|US4807401||Jun 17, 1987||Feb 28, 1989||The Gillette Company||Process and apparatus for providing cutting edges|
|US4916817||Sep 15, 1988||Apr 17, 1990||The Gillette Company||Razor blade cutting edge structure|
|US5177870||Feb 15, 1991||Jan 12, 1993||Associated Mills||Shower shaver|
|US5265337||Dec 21, 1992||Nov 30, 1993||Robert Lowder||Self-cleaning razor|
|USD270383||Feb 25, 1982||Aug 30, 1983||The Gillette Company||Shaving cartridge|
|USD271625||Sep 28, 1982||Nov 29, 1983||The Gillette Company||Razor handle|
|USD294528||Jun 25, 1985||Mar 1, 1988||Combined razor and cover therefor|
|USD296247||Jun 25, 1985||Jun 14, 1988||Razor|
|Citing Patent||Filing date||Publication date||Applicant||Title|
|US8438735 *||Sep 4, 2007||May 14, 2013||Valeo Trade And Invest 3 (Pty) Ltd.||Razor|
|US20080178480 *||Jan 26, 2007||Jul 31, 2008||Keith Inman||Hot Razor Attachment|
|US20100115774 *||Sep 4, 2007||May 13, 2010||John Christopher De Klerk||Razor|
|US20150266189 *||Mar 18, 2014||Sep 24, 2015||Umm Al-Qura University||Liquid-dispensing razor|
|U.S. Classification||30/41.5, 30/41|
|May 28, 2002||CC||Certificate of correction|
|May 12, 2005||REMI||Maintenance fee reminder mailed|

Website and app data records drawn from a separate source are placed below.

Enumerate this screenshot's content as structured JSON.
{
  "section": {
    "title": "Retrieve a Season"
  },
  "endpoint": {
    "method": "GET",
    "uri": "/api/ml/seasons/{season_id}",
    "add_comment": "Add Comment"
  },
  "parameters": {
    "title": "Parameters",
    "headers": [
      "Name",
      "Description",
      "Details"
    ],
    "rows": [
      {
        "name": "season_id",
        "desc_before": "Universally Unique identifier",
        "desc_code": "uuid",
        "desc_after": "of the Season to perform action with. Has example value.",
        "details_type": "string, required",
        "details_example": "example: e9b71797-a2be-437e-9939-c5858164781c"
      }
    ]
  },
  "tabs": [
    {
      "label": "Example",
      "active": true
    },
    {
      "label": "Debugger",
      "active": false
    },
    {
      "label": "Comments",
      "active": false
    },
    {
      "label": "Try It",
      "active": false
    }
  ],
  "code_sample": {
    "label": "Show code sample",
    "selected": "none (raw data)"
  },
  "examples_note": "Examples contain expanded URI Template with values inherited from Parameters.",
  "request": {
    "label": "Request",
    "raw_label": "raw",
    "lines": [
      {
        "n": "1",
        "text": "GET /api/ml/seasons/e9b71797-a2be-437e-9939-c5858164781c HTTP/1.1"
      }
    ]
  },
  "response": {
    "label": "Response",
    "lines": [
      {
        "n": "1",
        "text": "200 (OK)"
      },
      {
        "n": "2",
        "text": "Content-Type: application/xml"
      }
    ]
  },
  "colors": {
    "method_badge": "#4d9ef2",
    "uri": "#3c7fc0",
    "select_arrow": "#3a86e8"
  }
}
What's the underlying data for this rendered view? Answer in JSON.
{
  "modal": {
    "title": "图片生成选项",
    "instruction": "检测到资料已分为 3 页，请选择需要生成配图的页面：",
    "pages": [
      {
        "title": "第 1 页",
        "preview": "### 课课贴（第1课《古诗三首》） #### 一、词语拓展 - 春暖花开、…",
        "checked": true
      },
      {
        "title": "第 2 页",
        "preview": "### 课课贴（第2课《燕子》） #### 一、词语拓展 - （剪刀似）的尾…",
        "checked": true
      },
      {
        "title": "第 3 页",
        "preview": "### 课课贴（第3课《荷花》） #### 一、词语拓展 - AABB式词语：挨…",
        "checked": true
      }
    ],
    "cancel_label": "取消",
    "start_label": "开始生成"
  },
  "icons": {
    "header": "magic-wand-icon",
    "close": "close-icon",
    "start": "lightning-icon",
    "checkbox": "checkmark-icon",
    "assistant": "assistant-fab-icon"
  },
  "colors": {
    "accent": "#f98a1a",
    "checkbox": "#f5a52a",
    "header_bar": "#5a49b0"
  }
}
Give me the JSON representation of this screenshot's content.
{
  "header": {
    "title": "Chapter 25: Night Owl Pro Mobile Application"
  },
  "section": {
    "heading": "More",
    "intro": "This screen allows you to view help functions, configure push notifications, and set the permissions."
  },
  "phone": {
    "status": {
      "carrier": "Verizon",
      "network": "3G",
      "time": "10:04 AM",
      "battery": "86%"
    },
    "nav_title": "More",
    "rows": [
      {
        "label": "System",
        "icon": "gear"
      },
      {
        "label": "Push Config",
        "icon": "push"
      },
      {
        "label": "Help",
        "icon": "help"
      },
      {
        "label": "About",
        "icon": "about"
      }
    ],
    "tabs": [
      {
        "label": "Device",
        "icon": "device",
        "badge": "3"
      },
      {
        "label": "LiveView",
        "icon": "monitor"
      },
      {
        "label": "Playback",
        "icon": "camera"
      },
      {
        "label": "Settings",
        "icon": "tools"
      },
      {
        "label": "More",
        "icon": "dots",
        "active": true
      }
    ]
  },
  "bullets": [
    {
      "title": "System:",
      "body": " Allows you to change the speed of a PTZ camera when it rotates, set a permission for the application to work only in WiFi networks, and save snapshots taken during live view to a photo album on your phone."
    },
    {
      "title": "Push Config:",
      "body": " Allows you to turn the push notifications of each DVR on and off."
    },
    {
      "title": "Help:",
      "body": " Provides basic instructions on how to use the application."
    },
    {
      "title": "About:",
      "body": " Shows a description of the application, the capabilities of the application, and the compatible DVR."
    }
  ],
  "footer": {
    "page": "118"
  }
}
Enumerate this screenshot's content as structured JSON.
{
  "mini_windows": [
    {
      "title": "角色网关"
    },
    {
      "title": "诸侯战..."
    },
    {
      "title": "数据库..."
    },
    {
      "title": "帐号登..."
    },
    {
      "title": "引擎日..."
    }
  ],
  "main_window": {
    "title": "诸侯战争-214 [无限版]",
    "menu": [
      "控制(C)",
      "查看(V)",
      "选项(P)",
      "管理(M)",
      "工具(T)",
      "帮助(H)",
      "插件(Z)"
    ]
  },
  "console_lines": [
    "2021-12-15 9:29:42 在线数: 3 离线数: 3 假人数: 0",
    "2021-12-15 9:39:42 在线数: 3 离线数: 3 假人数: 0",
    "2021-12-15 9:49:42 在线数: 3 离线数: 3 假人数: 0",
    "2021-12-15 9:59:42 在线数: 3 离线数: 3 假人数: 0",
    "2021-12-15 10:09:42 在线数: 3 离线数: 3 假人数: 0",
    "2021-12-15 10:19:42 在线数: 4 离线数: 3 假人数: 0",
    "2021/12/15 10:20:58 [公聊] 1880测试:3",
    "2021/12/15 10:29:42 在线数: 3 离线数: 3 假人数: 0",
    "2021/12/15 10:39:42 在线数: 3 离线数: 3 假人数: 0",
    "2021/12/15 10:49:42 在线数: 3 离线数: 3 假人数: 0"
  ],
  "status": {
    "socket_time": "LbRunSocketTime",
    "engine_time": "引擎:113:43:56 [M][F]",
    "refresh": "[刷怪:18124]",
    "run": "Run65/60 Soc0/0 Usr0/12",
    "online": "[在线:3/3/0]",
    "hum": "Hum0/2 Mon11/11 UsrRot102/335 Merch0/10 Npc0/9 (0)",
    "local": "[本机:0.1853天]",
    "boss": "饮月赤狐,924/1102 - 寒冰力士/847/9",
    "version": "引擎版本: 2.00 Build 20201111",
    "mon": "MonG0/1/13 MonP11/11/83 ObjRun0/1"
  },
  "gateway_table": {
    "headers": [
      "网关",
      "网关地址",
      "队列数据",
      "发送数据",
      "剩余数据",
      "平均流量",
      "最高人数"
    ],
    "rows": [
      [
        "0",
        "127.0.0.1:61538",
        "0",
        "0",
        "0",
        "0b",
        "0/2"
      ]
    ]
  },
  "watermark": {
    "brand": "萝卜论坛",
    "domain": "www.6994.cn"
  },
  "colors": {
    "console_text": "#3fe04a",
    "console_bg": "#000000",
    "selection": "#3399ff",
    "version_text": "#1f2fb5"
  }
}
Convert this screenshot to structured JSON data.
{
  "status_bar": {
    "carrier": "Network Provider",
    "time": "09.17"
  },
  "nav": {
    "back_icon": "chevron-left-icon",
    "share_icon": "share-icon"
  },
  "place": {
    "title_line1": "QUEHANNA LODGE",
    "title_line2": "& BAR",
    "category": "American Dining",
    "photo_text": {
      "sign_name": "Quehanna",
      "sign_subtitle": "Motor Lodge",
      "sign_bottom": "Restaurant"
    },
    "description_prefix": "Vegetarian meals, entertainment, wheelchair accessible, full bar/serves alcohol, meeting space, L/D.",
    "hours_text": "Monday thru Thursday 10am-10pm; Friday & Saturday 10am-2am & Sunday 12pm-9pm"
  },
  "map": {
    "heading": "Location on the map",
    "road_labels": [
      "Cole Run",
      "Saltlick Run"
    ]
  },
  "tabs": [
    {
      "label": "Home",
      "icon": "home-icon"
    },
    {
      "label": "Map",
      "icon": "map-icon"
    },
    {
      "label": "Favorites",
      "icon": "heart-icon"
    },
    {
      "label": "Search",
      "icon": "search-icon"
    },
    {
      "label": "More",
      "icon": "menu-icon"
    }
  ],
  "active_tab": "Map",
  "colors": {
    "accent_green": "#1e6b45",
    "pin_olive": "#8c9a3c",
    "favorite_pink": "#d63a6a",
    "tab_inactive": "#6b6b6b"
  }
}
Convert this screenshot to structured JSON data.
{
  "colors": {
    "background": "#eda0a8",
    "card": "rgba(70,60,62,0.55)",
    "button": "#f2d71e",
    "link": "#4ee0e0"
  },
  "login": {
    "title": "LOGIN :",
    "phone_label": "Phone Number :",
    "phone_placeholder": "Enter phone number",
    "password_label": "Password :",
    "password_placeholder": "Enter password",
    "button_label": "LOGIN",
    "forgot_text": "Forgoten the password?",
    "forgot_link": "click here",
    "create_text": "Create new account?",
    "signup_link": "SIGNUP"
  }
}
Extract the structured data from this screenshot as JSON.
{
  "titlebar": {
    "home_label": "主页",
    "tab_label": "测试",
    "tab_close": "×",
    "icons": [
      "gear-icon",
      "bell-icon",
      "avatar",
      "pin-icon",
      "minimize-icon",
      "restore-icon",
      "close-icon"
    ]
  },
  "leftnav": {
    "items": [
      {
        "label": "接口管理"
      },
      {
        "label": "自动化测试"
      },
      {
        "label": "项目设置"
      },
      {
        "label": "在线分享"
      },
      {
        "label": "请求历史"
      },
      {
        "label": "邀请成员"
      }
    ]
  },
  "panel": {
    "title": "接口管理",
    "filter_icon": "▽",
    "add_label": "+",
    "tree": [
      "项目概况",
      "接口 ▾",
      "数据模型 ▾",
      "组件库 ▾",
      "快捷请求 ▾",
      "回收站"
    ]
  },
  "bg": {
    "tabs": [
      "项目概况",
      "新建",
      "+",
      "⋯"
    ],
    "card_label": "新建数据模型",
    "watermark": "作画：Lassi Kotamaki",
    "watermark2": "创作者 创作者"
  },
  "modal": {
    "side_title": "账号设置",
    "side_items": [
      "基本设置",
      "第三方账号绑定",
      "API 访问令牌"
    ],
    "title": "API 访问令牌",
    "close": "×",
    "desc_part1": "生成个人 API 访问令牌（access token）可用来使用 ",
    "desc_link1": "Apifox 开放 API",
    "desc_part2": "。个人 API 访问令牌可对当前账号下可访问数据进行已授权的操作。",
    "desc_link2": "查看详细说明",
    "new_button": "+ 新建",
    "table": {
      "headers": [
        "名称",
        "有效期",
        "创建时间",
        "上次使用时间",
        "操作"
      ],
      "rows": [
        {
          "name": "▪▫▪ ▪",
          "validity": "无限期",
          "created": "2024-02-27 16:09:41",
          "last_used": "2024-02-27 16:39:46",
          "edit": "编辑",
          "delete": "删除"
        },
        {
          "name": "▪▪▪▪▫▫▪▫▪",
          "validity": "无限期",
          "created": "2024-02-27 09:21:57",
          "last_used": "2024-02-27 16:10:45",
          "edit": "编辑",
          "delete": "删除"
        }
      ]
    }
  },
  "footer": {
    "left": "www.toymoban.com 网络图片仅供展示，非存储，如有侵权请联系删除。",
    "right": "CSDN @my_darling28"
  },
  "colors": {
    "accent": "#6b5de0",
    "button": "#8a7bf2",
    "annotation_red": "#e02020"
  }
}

|Oct 24, 2005||LAPS||Lapse for failure to pay maintenance fees|
|Dec 20, 2005||FP||Expired due to failure to pay maintenance fee|
Effective date: 20051023